The Islamic holy month of Ramadan is an important time for practising Muslims that involves a month of fasting, worship and community celebration. It is due to begin on 12 April 2021 (subject to moon sightings) bringing with it a change to normal daily life for many of our Muslim communities and NHS workforce.
Dr Asif Ali, GP and Clinical Director for a local Primary Care Network in Slough, said: “As a Muslim and local GP, whose job it is to advice treat and save lives, I would encourage my fellow Muslim brothers, sisters and elders to take up the offer of the vaccine if contacted, first or second dose, during Ramadan.

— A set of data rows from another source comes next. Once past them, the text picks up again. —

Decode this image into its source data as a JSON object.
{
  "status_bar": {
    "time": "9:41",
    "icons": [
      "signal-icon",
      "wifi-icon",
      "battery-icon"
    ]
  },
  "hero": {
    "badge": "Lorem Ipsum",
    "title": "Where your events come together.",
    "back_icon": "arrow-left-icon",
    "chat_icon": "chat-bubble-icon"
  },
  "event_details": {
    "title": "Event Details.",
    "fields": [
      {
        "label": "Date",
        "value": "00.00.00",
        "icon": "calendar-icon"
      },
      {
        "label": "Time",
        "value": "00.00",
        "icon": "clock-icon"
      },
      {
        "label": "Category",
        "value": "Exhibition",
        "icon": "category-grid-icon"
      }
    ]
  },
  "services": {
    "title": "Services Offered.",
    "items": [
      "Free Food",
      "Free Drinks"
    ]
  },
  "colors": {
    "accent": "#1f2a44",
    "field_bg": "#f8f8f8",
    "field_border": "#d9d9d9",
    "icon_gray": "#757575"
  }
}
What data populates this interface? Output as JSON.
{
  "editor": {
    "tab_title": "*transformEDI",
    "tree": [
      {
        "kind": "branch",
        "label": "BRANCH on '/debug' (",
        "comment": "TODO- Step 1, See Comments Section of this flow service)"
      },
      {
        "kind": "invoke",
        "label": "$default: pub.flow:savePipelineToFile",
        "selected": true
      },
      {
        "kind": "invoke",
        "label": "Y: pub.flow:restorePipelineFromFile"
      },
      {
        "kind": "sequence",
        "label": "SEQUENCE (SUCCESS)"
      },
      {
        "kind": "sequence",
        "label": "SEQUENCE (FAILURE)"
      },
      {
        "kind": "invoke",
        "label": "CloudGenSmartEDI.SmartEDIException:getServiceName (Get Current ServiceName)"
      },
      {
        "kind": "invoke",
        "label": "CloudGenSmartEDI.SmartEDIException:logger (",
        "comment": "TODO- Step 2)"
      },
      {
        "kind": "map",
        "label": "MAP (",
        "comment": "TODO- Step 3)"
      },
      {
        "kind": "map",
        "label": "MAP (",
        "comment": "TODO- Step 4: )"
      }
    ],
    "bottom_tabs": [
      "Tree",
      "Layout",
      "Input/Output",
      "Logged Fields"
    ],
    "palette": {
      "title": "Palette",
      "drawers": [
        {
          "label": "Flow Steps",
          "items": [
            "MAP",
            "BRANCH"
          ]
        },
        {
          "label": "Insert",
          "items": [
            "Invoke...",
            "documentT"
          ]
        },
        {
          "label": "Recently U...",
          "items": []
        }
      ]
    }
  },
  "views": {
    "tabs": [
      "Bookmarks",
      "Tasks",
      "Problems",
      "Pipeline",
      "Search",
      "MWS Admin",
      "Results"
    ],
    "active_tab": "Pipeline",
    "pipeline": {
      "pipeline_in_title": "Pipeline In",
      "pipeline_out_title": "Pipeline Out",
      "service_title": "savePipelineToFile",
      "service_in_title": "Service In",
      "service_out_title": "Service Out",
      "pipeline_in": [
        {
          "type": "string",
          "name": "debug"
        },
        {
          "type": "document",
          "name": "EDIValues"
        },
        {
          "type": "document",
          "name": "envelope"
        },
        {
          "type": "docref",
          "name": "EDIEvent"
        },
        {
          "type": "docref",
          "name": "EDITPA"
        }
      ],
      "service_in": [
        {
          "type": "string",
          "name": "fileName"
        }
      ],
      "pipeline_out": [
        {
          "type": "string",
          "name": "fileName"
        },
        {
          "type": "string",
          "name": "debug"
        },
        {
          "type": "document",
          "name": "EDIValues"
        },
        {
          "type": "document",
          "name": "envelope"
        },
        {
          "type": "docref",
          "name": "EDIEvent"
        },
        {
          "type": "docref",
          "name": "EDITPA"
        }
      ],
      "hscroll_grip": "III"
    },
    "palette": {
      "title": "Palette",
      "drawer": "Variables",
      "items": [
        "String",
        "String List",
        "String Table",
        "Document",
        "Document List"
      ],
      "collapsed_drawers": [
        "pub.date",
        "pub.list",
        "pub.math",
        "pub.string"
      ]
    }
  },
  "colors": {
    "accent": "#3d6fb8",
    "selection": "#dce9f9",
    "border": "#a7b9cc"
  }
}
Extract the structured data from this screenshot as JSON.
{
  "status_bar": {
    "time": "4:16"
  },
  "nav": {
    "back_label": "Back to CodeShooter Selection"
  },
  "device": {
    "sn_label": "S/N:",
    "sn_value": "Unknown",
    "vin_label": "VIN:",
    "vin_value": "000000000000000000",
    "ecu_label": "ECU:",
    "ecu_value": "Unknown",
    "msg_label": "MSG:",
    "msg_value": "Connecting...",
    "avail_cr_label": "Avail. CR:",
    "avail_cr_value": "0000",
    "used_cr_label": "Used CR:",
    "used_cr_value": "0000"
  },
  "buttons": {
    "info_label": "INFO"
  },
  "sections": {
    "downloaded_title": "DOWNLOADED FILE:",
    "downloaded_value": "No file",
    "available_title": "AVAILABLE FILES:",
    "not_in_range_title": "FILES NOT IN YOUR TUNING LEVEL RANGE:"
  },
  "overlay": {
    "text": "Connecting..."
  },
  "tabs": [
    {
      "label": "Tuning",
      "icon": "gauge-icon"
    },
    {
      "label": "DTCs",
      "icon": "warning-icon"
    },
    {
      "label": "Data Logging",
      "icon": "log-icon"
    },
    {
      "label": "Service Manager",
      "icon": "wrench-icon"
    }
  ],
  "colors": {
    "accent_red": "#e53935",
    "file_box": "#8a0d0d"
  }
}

“The vaccines are safe; are helping to drive down infection rates; and are evidentially our only way out of this pandemic which has touched all our lives in one way or another over the past 12 months.
“By delaying your vaccine, puts you and potentially your loved ones at risk of catching Covid and becoming very unwell.
“Having the vaccine will not break your fast as it’s not nutritional, nor does it contain any animal or foetal products. This reflects the advice of the majority of Islamic scholars that it is permissible. However, if you still have concerns about the vaccine, then please talk to a healthcare professional and make an informed decision.”
He added: “Ramadan will of course be a very different experience for us all again this year as we won’t be able to meet with family and friends as we would like to do, unless meeting in groups of 6 people outside, including in a private garden; or meeting in groups of 2 households outside.
“Whilst some mosques will be open for evening prayers (taraweeh), all previous restrictions will still apply and it is really important that anyone attending does all they can to protect themselves and those around them by adhering to guidelines in place. This includes social distancing and wearing masks to reduce transmission and save lives.”